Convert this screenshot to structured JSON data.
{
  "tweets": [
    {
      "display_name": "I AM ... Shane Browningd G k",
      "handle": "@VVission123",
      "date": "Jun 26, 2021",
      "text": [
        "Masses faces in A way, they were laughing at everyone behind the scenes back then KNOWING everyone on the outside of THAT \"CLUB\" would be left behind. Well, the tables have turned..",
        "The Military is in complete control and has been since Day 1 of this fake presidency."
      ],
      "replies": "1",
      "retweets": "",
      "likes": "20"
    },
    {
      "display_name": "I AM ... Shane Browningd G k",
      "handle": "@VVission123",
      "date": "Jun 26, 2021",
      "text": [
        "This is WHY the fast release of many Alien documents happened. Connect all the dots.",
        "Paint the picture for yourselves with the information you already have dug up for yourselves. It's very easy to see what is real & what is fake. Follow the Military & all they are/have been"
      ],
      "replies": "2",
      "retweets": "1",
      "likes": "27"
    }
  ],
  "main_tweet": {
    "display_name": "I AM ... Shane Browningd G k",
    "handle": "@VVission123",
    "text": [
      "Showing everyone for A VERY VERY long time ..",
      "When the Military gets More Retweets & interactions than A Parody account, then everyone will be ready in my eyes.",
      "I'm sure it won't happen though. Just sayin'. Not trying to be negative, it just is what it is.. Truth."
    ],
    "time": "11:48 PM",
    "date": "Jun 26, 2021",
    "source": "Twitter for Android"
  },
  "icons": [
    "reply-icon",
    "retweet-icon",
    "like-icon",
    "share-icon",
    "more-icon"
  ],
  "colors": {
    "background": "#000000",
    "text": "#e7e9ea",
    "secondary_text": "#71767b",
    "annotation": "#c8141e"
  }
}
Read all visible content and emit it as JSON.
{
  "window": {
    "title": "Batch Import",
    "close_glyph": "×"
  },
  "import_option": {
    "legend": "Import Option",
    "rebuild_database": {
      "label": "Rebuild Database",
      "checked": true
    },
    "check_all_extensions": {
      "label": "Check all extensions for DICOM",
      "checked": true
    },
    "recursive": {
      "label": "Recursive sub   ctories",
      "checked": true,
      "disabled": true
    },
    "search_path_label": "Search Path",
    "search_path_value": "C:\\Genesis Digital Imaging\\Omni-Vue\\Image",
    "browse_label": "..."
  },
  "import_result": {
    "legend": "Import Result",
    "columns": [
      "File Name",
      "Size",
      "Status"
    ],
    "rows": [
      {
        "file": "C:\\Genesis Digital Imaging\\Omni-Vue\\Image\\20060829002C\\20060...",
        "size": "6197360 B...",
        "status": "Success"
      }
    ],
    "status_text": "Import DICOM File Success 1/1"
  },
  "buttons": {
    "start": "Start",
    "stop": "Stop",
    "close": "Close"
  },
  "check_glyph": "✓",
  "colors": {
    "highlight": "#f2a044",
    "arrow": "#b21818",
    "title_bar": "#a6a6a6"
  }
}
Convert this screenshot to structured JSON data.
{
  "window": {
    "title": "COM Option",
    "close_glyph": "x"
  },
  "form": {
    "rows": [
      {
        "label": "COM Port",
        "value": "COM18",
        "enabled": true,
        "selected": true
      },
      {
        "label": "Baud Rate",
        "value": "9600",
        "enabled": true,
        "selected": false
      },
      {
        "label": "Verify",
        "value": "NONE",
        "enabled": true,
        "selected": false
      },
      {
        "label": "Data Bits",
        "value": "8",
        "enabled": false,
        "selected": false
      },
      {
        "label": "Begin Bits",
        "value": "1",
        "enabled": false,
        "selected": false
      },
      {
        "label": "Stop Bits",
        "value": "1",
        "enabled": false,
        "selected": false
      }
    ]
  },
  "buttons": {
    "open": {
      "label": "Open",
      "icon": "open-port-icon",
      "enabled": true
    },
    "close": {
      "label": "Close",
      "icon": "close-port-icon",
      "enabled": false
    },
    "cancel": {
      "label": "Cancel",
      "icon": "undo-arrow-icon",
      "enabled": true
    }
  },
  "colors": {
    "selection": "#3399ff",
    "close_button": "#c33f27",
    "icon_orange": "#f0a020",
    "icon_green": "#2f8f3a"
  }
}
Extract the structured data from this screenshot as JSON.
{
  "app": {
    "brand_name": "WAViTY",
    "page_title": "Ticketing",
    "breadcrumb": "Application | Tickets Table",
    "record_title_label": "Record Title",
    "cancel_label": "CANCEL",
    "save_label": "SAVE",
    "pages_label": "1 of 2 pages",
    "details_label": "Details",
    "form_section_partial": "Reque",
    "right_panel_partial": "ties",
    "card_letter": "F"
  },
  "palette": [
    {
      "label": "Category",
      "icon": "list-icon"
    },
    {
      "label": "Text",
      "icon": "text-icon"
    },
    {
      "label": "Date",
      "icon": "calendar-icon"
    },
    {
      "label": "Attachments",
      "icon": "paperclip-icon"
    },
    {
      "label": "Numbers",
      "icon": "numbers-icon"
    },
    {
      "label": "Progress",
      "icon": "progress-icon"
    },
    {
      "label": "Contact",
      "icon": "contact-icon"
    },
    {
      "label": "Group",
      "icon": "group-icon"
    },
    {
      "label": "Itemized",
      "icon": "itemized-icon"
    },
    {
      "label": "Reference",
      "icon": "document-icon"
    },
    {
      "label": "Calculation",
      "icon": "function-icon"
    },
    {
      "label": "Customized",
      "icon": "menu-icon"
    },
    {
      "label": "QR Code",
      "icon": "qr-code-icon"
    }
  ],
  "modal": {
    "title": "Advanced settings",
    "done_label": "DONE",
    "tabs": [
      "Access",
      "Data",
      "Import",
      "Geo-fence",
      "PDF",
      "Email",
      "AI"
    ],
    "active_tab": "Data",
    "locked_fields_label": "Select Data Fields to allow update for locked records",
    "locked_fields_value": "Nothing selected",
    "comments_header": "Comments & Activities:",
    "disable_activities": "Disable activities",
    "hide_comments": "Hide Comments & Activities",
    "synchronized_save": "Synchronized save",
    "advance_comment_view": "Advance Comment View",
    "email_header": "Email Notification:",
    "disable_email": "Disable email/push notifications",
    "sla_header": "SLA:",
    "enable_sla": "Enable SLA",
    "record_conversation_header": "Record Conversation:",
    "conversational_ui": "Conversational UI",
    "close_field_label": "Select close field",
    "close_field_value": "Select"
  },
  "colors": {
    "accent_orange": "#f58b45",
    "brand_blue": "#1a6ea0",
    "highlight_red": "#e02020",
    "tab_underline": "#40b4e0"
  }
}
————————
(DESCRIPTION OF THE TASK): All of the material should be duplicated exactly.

(SOLUTION TO THE EXERCISE):
Convert this screenshot to structured JSON data.
{
  "tweets": [
    {
      "display_name": "I AM ... Shane Browningd G k",
      "handle": "@VVission123",
      "date": "Jun 26, 2021",
      "text": [
        "Masses faces in A way, they were laughing at everyone behind the scenes back then KNOWING everyone on the outside of THAT \"CLUB\" would be left behind. Well, the tables have turned..",
        "The Military is in complete control and has been since Day 1 of this fake presidency."
      ],
      "replies": "1",
      "retweets": "",
      "likes": "20"
    },
    {
      "display_name": "I AM ... Shane Browningd G k",
      "handle": "@VVission123",
      "date": "Jun 26, 2021",
      "text": [
        "This is WHY the fast release of many Alien documents happened. Connect all the dots.",
        "Paint the picture for yourselves with the information you already have dug up for yourselves. It's very easy to see what is real & what is fake. Follow the Military & all they are/have been"
      ],
      "replies": "2",
      "retweets": "1",
      "likes": "27"
    }
  ],
  "main_tweet": {
    "display_name": "I AM ... Shane Browningd G k",
    "handle": "@VVission123",
    "text": [
      "Showing everyone for A VERY VERY long time ..",
      "When the Military gets More Retweets & interactions than A Parody account, then everyone will be ready in my eyes.",
      "I'm sure it won't happen though. Just sayin'. Not trying to be negative, it just is what it is.. Truth."
    ],
    "time": "11:48 PM",
    "date": "Jun 26, 2021",
    "source": "Twitter for Android"
  },
  "icons": [
    "reply-icon",
    "retweet-icon",
    "like-icon",
    "share-icon",
    "more-icon"
  ],
  "colors": {
    "background": "#000000",
    "text": "#e7e9ea",
    "secondary_text": "#71767b",
    "annotation": "#c8141e"
  }
}
Read all visible content and emit it as JSON.
{
  "window": {
    "title": "Batch Import",
    "close_glyph": "×"
  },
  "import_option": {
    "legend": "Import Option",
    "rebuild_database": {
      "label": "Rebuild Database",
      "checked": true
    },
    "check_all_extensions": {
      "label": "Check all extensions for DICOM",
      "checked": true
    },
    "recursive": {
      "label": "Recursive sub   ctories",
      "checked": true,
      "disabled": true
    },
    "search_path_label": "Search Path",
    "search_path_value": "C:\\Genesis Digital Imaging\\Omni-Vue\\Image",
    "browse_label": "..."
  },
  "import_result": {
    "legend": "Import Result",
    "columns": [
      "File Name",
      "Size",
      "Status"
    ],
    "rows": [
      {
        "file": "C:\\Genesis Digital Imaging\\Omni-Vue\\Image\\20060829002C\\20060...",
        "size": "6197360 B...",
        "status": "Success"
      }
    ],
    "status_text": "Import DICOM File Success 1/1"
  },
  "buttons": {
    "start": "Start",
    "stop": "Stop",
    "close": "Close"
  },
  "check_glyph": "✓",
  "colors": {
    "highlight": "#f2a044",
    "arrow": "#b21818",
    "title_bar": "#a6a6a6"
  }
}
Convert this screenshot to structured JSON data.
{
  "window": {
    "title": "COM Option",
    "close_glyph": "x"
  },
  "form": {
    "rows": [
      {
        "label": "COM Port",
        "value": "COM18",
        "enabled": true,
        "selected": true
      },
      {
        "label": "Baud Rate",
        "value": "9600",
        "enabled": true,
        "selected": false
      },
      {
        "label": "Verify",
        "value": "NONE",
        "enabled": true,
        "selected": false
      },
      {
        "label": "Data Bits",
        "value": "8",
        "enabled": false,
        "selected": false
      },
      {
        "label": "Begin Bits",
        "value": "1",
        "enabled": false,
        "selected": false
      },
      {
        "label": "Stop Bits",
        "value": "1",
        "enabled": false,
        "selected": false
      }
    ]
  },
  "buttons": {
    "open": {
      "label": "Open",
      "icon": "open-port-icon",
      "enabled": true
    },
    "close": {
      "label": "Close",
      "icon": "close-port-icon",
      "enabled": false
    },
    "cancel": {
      "label": "Cancel",
      "icon": "undo-arrow-icon",
      "enabled": true
    }
  },
  "colors": {
    "selection": "#3399ff",
    "close_button": "#c33f27",
    "icon_orange": "#f0a020",
    "icon_green": "#2f8f3a"
  }
}
Extract the structured data from this screenshot as JSON.
{
  "app": {
    "brand_name": "WAViTY",
    "page_title": "Ticketing",
    "breadcrumb": "Application | Tickets Table",
    "record_title_label": "Record Title",
    "cancel_label": "CANCEL",
    "save_label": "SAVE",
    "pages_label": "1 of 2 pages",
    "details_label": "Details",
    "form_section_partial": "Reque",
    "right_panel_partial": "ties",
    "card_letter": "F"
  },
  "palette": [
    {
      "label": "Category",
      "icon": "list-icon"
    },
    {
      "label": "Text",
      "icon": "text-icon"
    },
    {
      "label": "Date",
      "icon": "calendar-icon"
    },
    {
      "label": "Attachments",
      "icon": "paperclip-icon"
    },
    {
      "label": "Numbers",
      "icon": "numbers-icon"
    },
    {
      "label": "Progress",
      "icon": "progress-icon"
    },
    {
      "label": "Contact",
      "icon": "contact-icon"
    },
    {
      "label": "Group",
      "icon": "group-icon"
    },
    {
      "label": "Itemized",
      "icon": "itemized-icon"
    },
    {
      "label": "Reference",
      "icon": "document-icon"
    },
    {
      "label": "Calculation",
      "icon": "function-icon"
    },
    {
      "label": "Customized",
      "icon": "menu-icon"
    },
    {
      "label": "QR Code",
      "icon": "qr-code-icon"
    }
  ],
  "modal": {
    "title": "Advanced settings",
    "done_label": "DONE",
    "tabs": [
      "Access",
      "Data",
      "Import",
      "Geo-fence",
      "PDF",
      "Email",
      "AI"
    ],
    "active_tab": "Data",
    "locked_fields_label": "Select Data Fields to allow update for locked records",
    "locked_fields_value": "Nothing selected",
    "comments_header": "Comments & Activities:",
    "disable_activities": "Disable activities",
    "hide_comments": "Hide Comments & Activities",
    "synchronized_save": "Synchronized save",
    "advance_comment_view": "Advance Comment View",
    "email_header": "Email Notification:",
    "disable_email": "Disable email/push notifications",
    "sla_header": "SLA:",
    "enable_sla": "Enable SLA",
    "record_conversation_header": "Record Conversation:",
    "conversational_ui": "Conversational UI",
    "close_field_label": "Select close field",
    "close_field_value": "Select"
  },
  "colors": {
    "accent_orange": "#f58b45",
    "brand_blue": "#1a6ea0",
    "highlight_red": "#e02020",
    "tab_underline": "#40b4e0"
  }
}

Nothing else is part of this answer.